**RECORD EXCERPTS**.
+-------+

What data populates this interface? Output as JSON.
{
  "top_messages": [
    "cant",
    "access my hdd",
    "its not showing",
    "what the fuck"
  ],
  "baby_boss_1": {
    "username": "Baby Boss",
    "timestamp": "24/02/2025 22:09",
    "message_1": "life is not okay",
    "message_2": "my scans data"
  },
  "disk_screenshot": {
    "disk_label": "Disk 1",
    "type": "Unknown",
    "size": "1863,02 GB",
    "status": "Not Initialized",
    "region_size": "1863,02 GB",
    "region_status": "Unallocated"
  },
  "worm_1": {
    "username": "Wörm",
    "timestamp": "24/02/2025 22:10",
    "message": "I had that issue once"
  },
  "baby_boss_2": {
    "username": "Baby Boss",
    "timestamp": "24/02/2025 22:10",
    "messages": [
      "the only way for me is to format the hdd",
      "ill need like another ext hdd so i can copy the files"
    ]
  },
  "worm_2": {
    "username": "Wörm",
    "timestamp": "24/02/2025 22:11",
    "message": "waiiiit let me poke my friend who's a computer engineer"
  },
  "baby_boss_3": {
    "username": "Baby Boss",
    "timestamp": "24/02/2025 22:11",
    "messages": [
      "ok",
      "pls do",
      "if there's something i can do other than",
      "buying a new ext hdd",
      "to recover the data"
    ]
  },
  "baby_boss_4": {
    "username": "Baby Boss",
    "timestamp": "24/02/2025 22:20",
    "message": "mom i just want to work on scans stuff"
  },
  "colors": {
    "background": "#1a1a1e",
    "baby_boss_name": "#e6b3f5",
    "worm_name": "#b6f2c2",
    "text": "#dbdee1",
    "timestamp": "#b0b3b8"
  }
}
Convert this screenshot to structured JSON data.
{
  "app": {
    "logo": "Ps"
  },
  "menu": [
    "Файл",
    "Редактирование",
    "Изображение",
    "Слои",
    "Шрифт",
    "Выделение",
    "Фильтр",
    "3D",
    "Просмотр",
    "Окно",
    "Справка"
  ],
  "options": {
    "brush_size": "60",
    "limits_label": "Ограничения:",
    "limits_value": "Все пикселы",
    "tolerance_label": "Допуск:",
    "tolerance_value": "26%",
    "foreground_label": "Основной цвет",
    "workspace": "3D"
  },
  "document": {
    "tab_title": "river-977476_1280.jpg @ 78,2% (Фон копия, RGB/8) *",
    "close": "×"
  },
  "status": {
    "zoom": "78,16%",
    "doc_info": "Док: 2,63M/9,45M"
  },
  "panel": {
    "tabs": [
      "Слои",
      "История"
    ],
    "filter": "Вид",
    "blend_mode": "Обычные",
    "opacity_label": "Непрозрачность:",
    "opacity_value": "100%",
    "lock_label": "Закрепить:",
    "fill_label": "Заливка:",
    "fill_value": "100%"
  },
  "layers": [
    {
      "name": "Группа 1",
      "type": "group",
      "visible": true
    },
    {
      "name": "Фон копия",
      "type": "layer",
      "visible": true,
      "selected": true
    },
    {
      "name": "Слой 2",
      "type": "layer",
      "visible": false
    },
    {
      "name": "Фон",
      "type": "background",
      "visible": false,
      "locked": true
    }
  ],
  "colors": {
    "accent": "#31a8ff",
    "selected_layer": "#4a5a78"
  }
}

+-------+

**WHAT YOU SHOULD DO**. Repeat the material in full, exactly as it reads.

**ANSWER SECTION**.
What data populates this interface? Output as JSON.
{
  "top_messages": [
    "cant",
    "access my hdd",
    "its not showing",
    "what the fuck"
  ],
  "baby_boss_1": {
    "username": "Baby Boss",
    "timestamp": "24/02/2025 22:09",
    "message_1": "life is not okay",
    "message_2": "my scans data"
  },
  "disk_screenshot": {
    "disk_label": "Disk 1",
    "type": "Unknown",
    "size": "1863,02 GB",
    "status": "Not Initialized",
    "region_size": "1863,02 GB",
    "region_status": "Unallocated"
  },
  "worm_1": {
    "username": "Wörm",
    "timestamp": "24/02/2025 22:10",
    "message": "I had that issue once"
  },
  "baby_boss_2": {
    "username": "Baby Boss",
    "timestamp": "24/02/2025 22:10",
    "messages": [
      "the only way for me is to format the hdd",
      "ill need like another ext hdd so i can copy the files"
    ]
  },
  "worm_2": {
    "username": "Wörm",
    "timestamp": "24/02/2025 22:11",
    "message": "waiiiit let me poke my friend who's a computer engineer"
  },
  "baby_boss_3": {
    "username": "Baby Boss",
    "timestamp": "24/02/2025 22:11",
    "messages": [
      "ok",
      "pls do",
      "if there's something i can do other than",
      "buying a new ext hdd",
      "to recover the data"
    ]
  },
  "baby_boss_4": {
    "username": "Baby Boss",
    "timestamp": "24/02/2025 22:20",
    "message": "mom i just want to work on scans stuff"
  },
  "colors": {
    "background": "#1a1a1e",
    "baby_boss_name": "#e6b3f5",
    "worm_name": "#b6f2c2",
    "text": "#dbdee1",
    "timestamp": "#b0b3b8"
  }
}
Convert this screenshot to structured JSON data.
{
  "app": {
    "logo": "Ps"
  },
  "menu": [
    "Файл",
    "Редактирование",
    "Изображение",
    "Слои",
    "Шрифт",
    "Выделение",
    "Фильтр",
    "3D",
    "Просмотр",
    "Окно",
    "Справка"
  ],
  "options": {
    "brush_size": "60",
    "limits_label": "Ограничения:",
    "limits_value": "Все пикселы",
    "tolerance_label": "Допуск:",
    "tolerance_value": "26%",
    "foreground_label": "Основной цвет",
    "workspace": "3D"
  },
  "document": {
    "tab_title": "river-977476_1280.jpg @ 78,2% (Фон копия, RGB/8) *",
    "close": "×"
  },
  "status": {
    "zoom": "78,16%",
    "doc_info": "Док: 2,63M/9,45M"
  },
  "panel": {
    "tabs": [
      "Слои",
      "История"
    ],
    "filter": "Вид",
    "blend_mode": "Обычные",
    "opacity_label": "Непрозрачность:",
    "opacity_value": "100%",
    "lock_label": "Закрепить:",
    "fill_label": "Заливка:",
    "fill_value": "100%"
  },
  "layers": [
    {
      "name": "Группа 1",
      "type": "group",
      "visible": true
    },
    {
      "name": "Фон копия",
      "type": "layer",
      "visible": true,
      "selected": true
    },
    {
      "name": "Слой 2",
      "type": "layer",
      "visible": false
    },
    {
      "name": "Фон",
      "type": "background",
      "visible": false,
      "locked": true
    }
  ],
  "colors": {
    "accent": "#31a8ff",
    "selected_layer": "#4a5a78"
  }
}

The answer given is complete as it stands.